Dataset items
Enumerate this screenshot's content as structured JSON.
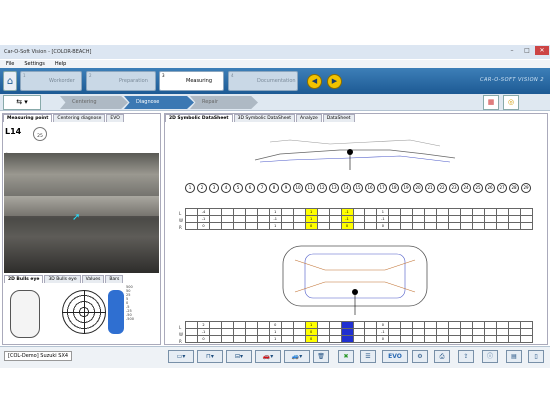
{
  "window": {
    "title": "Car-O-Soft Vision - [COLOR-BEACH]",
    "min": "–",
    "max": "□",
    "close": "✕"
  },
  "menu": [
    "File",
    "Settings",
    "Help"
  ],
  "steps": [
    {
      "num": "1",
      "label": "Workorder"
    },
    {
      "num": "2",
      "label": "Preparation"
    },
    {
      "num": "3",
      "label": "Measuring"
    },
    {
      "num": "4",
      "label": "Documentation"
    }
  ],
  "brand": "CAR-O-SOFT VISION 2",
  "substeps": [
    "Centering",
    "Diagnose",
    "Repair"
  ],
  "left": {
    "tabs": [
      "Measuring point",
      "Centering diagnose",
      "EVO"
    ],
    "point_id": "L14",
    "point_value": "25",
    "lower_tabs": [
      "2D Bulls eye",
      "3D Bulls eye",
      "Values",
      "Bars"
    ],
    "scale": [
      "500",
      "50",
      "25",
      "5",
      "0",
      "-5",
      "-25",
      "-50",
      "-500"
    ]
  },
  "right": {
    "tabs": [
      "2D Symbolic DataSheet",
      "3D Symbolic DataSheet",
      "Analyze",
      "DataSheet"
    ],
    "points": [
      "1",
      "2",
      "3",
      "4",
      "5",
      "6",
      "7",
      "8",
      "9",
      "10",
      "11",
      "12",
      "13",
      "14",
      "15",
      "16",
      "17",
      "18",
      "19",
      "20",
      "21",
      "22",
      "23",
      "24",
      "25",
      "26",
      "27",
      "28",
      "29"
    ],
    "upper_rows": [
      [
        "",
        "-4",
        "",
        "",
        "",
        "",
        "",
        "1",
        "",
        "",
        "1",
        "",
        "",
        "-1",
        "",
        "",
        "1",
        "",
        "",
        "",
        "",
        "",
        "",
        "",
        "",
        "",
        "",
        "",
        ""
      ],
      [
        "",
        "-1",
        "",
        "",
        "",
        "",
        "",
        "-1",
        "",
        "",
        "1",
        "",
        "",
        "-1",
        "",
        "",
        "-1",
        "",
        "",
        "",
        "",
        "",
        "",
        "",
        "",
        "",
        "",
        "",
        ""
      ],
      [
        "",
        "0",
        "",
        "",
        "",
        "",
        "",
        "1",
        "",
        "",
        "0",
        "",
        "",
        "0",
        "",
        "",
        "0",
        "",
        "",
        "",
        "",
        "",
        "",
        "",
        "",
        "",
        "",
        "",
        ""
      ]
    ],
    "lower_rows": [
      [
        "",
        "2",
        "",
        "",
        "",
        "",
        "",
        "0",
        "",
        "",
        "1",
        "",
        "",
        "",
        "",
        "",
        "0",
        "",
        "",
        "",
        "",
        "",
        "",
        "",
        "",
        "",
        "",
        "",
        ""
      ],
      [
        "",
        "-1",
        "",
        "",
        "",
        "",
        "",
        "1",
        "",
        "",
        "0",
        "",
        "",
        "",
        "",
        "",
        "-1",
        "",
        "",
        "",
        "",
        "",
        "",
        "",
        "",
        "",
        "",
        "",
        ""
      ],
      [
        "",
        "0",
        "",
        "",
        "",
        "",
        "",
        "1",
        "",
        "",
        "0",
        "",
        "",
        "",
        "",
        "",
        "0",
        "",
        "",
        "",
        "",
        "",
        "",
        "",
        "",
        "",
        "",
        "",
        ""
      ]
    ],
    "row_labels": [
      "L",
      "W",
      "R"
    ]
  },
  "status": {
    "vehicle": "[COL-Demo] Suzuki SX4",
    "evo": "EVO"
  },
  "colors": {
    "topbar": "#1d5a94",
    "active_substep": "#3b78b3",
    "highlight": "#ffff00",
    "blue_cell": "#1f2fd1",
    "nav": "#f2c200"
  }
}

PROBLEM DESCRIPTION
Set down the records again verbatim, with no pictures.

EXERCISE SOLUTION
Enumerate this screenshot's content as structured JSON.
{
  "window": {
    "title": "Car-O-Soft Vision - [COLOR-BEACH]",
    "min": "–",
    "max": "□",
    "close": "✕"
  },
  "menu": [
    "File",
    "Settings",
    "Help"
  ],
  "steps": [
    {
      "num": "1",
      "label": "Workorder"
    },
    {
      "num": "2",
      "label": "Preparation"
    },
    {
      "num": "3",
      "label": "Measuring"
    },
    {
      "num": "4",
      "label": "Documentation"
    }
  ],
  "brand": "CAR-O-SOFT VISION 2",
  "substeps": [
    "Centering",
    "Diagnose",
    "Repair"
  ],
  "left": {
    "tabs": [
      "Measuring point",
      "Centering diagnose",
      "EVO"
    ],
    "point_id": "L14",
    "point_value": "25",
    "lower_tabs": [
      "2D Bulls eye",
      "3D Bulls eye",
      "Values",
      "Bars"
    ],
    "scale": [
      "500",
      "50",
      "25",
      "5",
      "0",
      "-5",
      "-25",
      "-50",
      "-500"
    ]
  },
  "right": {
    "tabs": [
      "2D Symbolic DataSheet",
      "3D Symbolic DataSheet",
      "Analyze",
      "DataSheet"
    ],
    "points": [
      "1",
      "2",
      "3",
      "4",
      "5",
      "6",
      "7",
      "8",
      "9",
      "10",
      "11",
      "12",
      "13",
      "14",
      "15",
      "16",
      "17",
      "18",
      "19",
      "20",
      "21",
      "22",
      "23",
      "24",
      "25",
      "26",
      "27",
      "28",
      "29"
    ],
    "upper_rows": [
      [
        "",
        "-4",
        "",
        "",
        "",
        "",
        "",
        "1",
        "",
        "",
        "1",
        "",
        "",
        "-1",
        "",
        "",
        "1",
        "",
        "",
        "",
        "",
        "",
        "",
        "",
        "",
        "",
        "",
        "",
        ""
      ],
      [
        "",
        "-1",
        "",
        "",
        "",
        "",
        "",
        "-1",
        "",
        "",
        "1",
        "",
        "",
        "-1",
        "",
        "",
        "-1",
        "",
        "",
        "",
        "",
        "",
        "",
        "",
        "",
        "",
        "",
        "",
        ""
      ],
      [
        "",
        "0",
        "",
        "",
        "",
        "",
        "",
        "1",
        "",
        "",
        "0",
        "",
        "",
        "0",
        "",
        "",
        "0",
        "",
        "",
        "",
        "",
        "",
        "",
        "",
        "",
        "",
        "",
        "",
        ""
      ]
    ],
    "lower_rows": [
      [
        "",
        "2",
        "",
        "",
        "",
        "",
        "",
        "0",
        "",
        "",
        "1",
        "",
        "",
        "",
        "",
        "",
        "0",
        "",
        "",
        "",
        "",
        "",
        "",
        "",
        "",
        "",
        "",
        "",
        ""
      ],
      [
        "",
        "-1",
        "",
        "",
        "",
        "",
        "",
        "1",
        "",
        "",
        "0",
        "",
        "",
        "",
        "",
        "",
        "-1",
        "",
        "",
        "",
        "",
        "",
        "",
        "",
        "",
        "",
        "",
        "",
        ""
      ],
      [
        "",
        "0",
        "",
        "",
        "",
        "",
        "",
        "1",
        "",
        "",
        "0",
        "",
        "",
        "",
        "",
        "",
        "0",
        "",
        "",
        "",
        "",
        "",
        "",
        "",
        "",
        "",
        "",
        "",
        ""
      ]
    ],
    "row_labels": [
      "L",
      "W",
      "R"
    ]
  },
  "status": {
    "vehicle": "[COL-Demo] Suzuki SX4",
    "evo": "EVO"
  },
  "colors": {
    "topbar": "#1d5a94",
    "active_substep": "#3b78b3",
    "highlight": "#ffff00",
    "blue_cell": "#1f2fd1",
    "nav": "#f2c200"
  }
}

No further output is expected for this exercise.